So from that point of view, I am thinking I can look at the entire BV complex generated from (I keep sticking to my toy example from BV for dummies)

$\array{ 0 &\stackrel{d|}{\to}& M_{-2}^* &\stackrel{d|}{\to}& M_{-1}^* &\stackrel{d|}{\to}& M_{0}^* &\stackrel{d|}{\to}& V_{1}^* &\stackrel{d|}{\to}& 0 \\ \\ 0 &\to& \mathrm{ker}(d S(\cdot)) &\hookrightarrow& \Gamma(T X ) &\stackrel{d S(\cdot)}{\to}& C^\infty(X) &\stackrel{\rho}{\to}& C^\infty(X) \otimes g^* &\to& 0 \\ \\ && -2 && -1 && 0 && 1 \\ && antighosts && antifields && fields && ghosts \\ \\ && (three- &-& -vector- &-& space) && (Lie algebra) \\ \\ && (--- &-& -3-module- &-& ---) && }$

(Here the $d|$ denotes the result of restricting domain and codomain of $d$ to be $V^* \otimes M^*$ (i.e. just the first tensor power). )

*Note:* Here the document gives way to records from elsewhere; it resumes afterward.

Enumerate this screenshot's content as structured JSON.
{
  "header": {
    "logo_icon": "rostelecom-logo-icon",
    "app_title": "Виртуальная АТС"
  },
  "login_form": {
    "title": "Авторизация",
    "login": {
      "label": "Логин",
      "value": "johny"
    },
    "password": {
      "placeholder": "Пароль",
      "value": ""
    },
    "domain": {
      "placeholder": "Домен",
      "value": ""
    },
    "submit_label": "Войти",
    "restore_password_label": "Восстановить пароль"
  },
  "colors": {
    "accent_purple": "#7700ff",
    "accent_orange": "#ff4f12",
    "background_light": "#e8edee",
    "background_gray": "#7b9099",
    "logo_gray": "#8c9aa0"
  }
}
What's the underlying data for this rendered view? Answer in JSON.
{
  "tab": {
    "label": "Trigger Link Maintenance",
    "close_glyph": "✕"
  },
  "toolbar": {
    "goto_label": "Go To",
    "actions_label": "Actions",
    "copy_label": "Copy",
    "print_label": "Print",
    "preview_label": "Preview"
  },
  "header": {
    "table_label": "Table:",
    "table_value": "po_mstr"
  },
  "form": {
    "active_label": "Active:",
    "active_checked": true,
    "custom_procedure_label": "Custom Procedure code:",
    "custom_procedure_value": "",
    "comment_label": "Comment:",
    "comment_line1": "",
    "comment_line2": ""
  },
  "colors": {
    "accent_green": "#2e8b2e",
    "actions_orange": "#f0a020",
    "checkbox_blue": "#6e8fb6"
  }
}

I understand (from talking to Zoran and Danny) that there are other definitions of modules for $L_\infty$-algebras, for instance in terms of $L_\infty$-morphisms from $L$ to the dg-Lie algebra $\mathrm{End}(M)$. I haven’t looked at that closely enough to say anything intelligent about it. Except that I am hoping that every reasonable definition of an $L_\infty$-module fits into the above picture.

## Re: Modules for Lie infinity-Algebras

Aha. Let us see if I got this right.

A 3-vector space is the same thing as the linear part of a Koszul-Tate resolution with antifields of degree -1 and -2. Arbitrary functions of the fields, but only linear functions of antifields.

It is a -3-module (why minus?) because g acts on this 3-vector space. IOW, g acts on each M

^{*}_{-n}and commutes with the differential.But g is still an ordinary 1-algebra, and the cohomology groups are ordinary g modules, right?